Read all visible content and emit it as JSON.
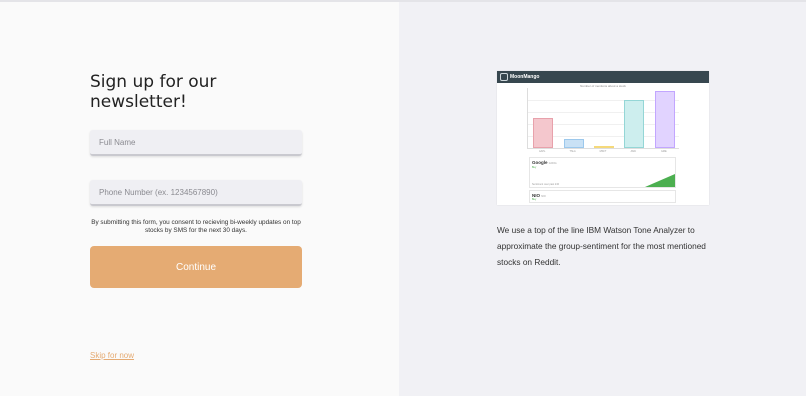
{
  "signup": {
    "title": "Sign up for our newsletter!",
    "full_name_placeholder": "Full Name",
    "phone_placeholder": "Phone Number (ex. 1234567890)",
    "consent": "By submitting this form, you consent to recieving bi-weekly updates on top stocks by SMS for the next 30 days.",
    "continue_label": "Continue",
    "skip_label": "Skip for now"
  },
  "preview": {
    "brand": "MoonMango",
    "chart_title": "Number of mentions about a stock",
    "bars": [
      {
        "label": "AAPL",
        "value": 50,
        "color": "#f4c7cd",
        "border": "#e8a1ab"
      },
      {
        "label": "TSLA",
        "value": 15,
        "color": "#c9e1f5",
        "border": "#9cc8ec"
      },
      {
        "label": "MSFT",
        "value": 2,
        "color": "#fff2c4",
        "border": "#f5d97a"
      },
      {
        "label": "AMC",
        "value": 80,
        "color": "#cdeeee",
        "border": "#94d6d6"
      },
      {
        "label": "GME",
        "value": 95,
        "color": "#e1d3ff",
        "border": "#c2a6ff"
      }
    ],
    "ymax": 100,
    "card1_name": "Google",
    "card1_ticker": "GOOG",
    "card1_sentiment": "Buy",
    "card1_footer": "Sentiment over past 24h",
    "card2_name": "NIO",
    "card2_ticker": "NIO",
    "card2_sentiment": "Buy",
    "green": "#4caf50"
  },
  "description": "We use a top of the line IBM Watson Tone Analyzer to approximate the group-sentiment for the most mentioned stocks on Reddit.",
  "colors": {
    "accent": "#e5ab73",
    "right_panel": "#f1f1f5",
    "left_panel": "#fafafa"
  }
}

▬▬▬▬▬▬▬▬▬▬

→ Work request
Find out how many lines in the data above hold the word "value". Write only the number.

→ Written reply
5